Startup Raises $40M to Keep Small Businesses’ Cash Flowing

By Wired

IT TAKES MONEY to make money, so the saying goes. Which is why, for so many small businesses, the sometimes months-long gap between filing an invoice and actually getting paid can spell death when you’re already barely scraping by.

Enter FundBox, an alternative lending startup that’s trying to fix this problem by doling out advances to small businesses on invoices of anywhere from $100 to $25,000. And now, Fundbox has raised a little money of its own—a $40 million Series B round led by General Catalyst Partners, to be exact—which will help expand its service in the increasingly competitive world of alternative lending.

The tech world has been all but flooded with online lenders in recent years, just as the pool of small business bank loans has essentially dried up. And while this market’s still young, it’s already had some notable success stories. LendingClub, a peer-to-peer lender, went public in December, raising just over $1 billion in its initial public offering. Soon after,OnDeck, another lender, raised $200 million in its IPO. Meanwhile, other platforms like Kabbage, CAN Capital, and Square Capital abound, offering to help businesses pay for new equipment and other expenses with fixed term loans and merchant cash advances.

“All of these are terrific for the small business capital area, which has really been starved for a long time,” says Karen Mills, a senior fellow at Harvard Business School and former administrator of the US Small Business Administration. “Banks have not been in the business of lending to smaller businesses, because it’s very hard to assess the risk, and it ends up not being very profitable for banks. So, these new companies are filling the gap in the marketplace that banks don’t find economical to fill.”

But unlike these competitors, Fundbox aims to address a more narrow and immediate need, says co-founder and CEO Eyal Shinar, and that is, paying business owners for the work they’ve already done. It was inspired, in large part, by Shinar’s mother, who ran her own staffing company in Israel and would sometimes struggle with the lag time between doing the work and getting paid. “It’s your money,” Shinar says. “It’s just about getting paid now versus in 60 or 90 days.”

How It Works

Fundbox integrates directly with a business’s accounting software, allowing them to upload all their outstanding invoices at once. It takes a matter of hours for the first invoice to get approved, during which Fundbox’s algorithms try to filter out fraudsters and determine whether or not the business is healthy enough to actually repay the advance. They look for a range of triggers that an invoice, or a business, might be fake, like whether or not the IP address, computer, and where the accounting software is registered all match.

The Fundbox dashboard.
The Fundbox dashboard. Fundbox

To build these algorithms, Fundbox’s engineers drew from their experience serving as Israeli intelligence agents in Unit 8200. “Let’s just say tracing bad intentions related to fraud isn’t very different than tracing someone who’s trying to blow up a building,” says Shinar.
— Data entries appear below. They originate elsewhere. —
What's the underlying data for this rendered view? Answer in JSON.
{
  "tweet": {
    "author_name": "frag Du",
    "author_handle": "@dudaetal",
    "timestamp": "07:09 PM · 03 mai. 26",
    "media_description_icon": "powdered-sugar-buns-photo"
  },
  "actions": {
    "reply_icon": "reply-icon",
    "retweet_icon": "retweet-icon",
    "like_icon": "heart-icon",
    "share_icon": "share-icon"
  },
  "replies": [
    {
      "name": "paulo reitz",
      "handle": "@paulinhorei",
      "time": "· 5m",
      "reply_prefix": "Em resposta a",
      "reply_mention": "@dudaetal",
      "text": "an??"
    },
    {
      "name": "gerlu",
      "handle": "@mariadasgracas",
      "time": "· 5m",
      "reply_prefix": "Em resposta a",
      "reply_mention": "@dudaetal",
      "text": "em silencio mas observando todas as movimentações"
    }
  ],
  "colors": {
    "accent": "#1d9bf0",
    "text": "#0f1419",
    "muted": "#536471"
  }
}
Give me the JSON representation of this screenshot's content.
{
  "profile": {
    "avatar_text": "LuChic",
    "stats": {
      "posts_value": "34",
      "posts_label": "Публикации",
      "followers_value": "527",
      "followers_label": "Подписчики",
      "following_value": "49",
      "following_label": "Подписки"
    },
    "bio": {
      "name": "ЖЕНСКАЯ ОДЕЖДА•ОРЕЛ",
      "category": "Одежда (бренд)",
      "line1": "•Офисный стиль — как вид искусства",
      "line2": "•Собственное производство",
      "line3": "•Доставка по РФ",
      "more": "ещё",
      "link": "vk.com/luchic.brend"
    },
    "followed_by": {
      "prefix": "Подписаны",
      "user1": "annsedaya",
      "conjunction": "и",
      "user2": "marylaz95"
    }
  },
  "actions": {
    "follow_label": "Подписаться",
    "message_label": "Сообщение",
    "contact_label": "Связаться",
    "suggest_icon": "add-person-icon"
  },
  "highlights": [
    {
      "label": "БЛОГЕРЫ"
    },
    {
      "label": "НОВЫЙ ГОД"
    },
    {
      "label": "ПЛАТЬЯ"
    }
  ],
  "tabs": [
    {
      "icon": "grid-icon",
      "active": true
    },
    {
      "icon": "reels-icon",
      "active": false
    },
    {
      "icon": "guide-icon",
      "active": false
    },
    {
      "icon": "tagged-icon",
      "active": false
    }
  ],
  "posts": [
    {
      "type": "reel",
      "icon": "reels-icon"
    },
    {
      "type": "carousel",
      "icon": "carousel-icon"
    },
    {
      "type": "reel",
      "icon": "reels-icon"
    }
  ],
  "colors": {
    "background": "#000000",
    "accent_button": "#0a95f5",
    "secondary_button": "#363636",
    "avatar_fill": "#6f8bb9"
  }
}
Fundbox then lets businesses know how much credit it’s willing to extend them based on all the data it’s collected. After the first advance is approved, every subsequent invoice gets approved or rejected instantly, a crucial detail for businesses when time is of the essence.

Business owners can then pay Fundbox back over the course of 12 weeks, including the flat monthly transaction fee Fundbox charges. The fee varies based on the loan amount, but Fundbox shares that figure with its customers in advance.

‘The Key Is Transparency’

This straightforward fee structure, says Mills, is critical to preventing these new lenders—many of which aren’t subject to federal oversight—from abusing cash-strapped individuals the way payday lenders do. “We don’t want this industry to become a place where people don’t know what they’re paying or can’t have access to the ability to compare prices and shop for the best deal,” she says. “The key is to make sure these companies operate with transparency.”

Fundbox still has a long way to go before it catches up to some of its larger competitors. Since it launched in April 2014, Fundbox has accrued around 10,000 customers and advances thousands of invoices a week. Compare that to the more than $2 billion worth of loans that OnDeck has given out over the course of its lifespan.

But according to Mills, the industry is so new, and the need among small businesses is so great, that it’s still anyone’s game to win. “There’s still a lot of room for these new entrants to be created,” she says. “It’s terrific how technology is changing the game, and a gap in the market has been recognized by new entrepreneurs, and they’re stepping in to fill it in a way that’s good for the entrepreneurs and for small businesses.”

First appeared at Wired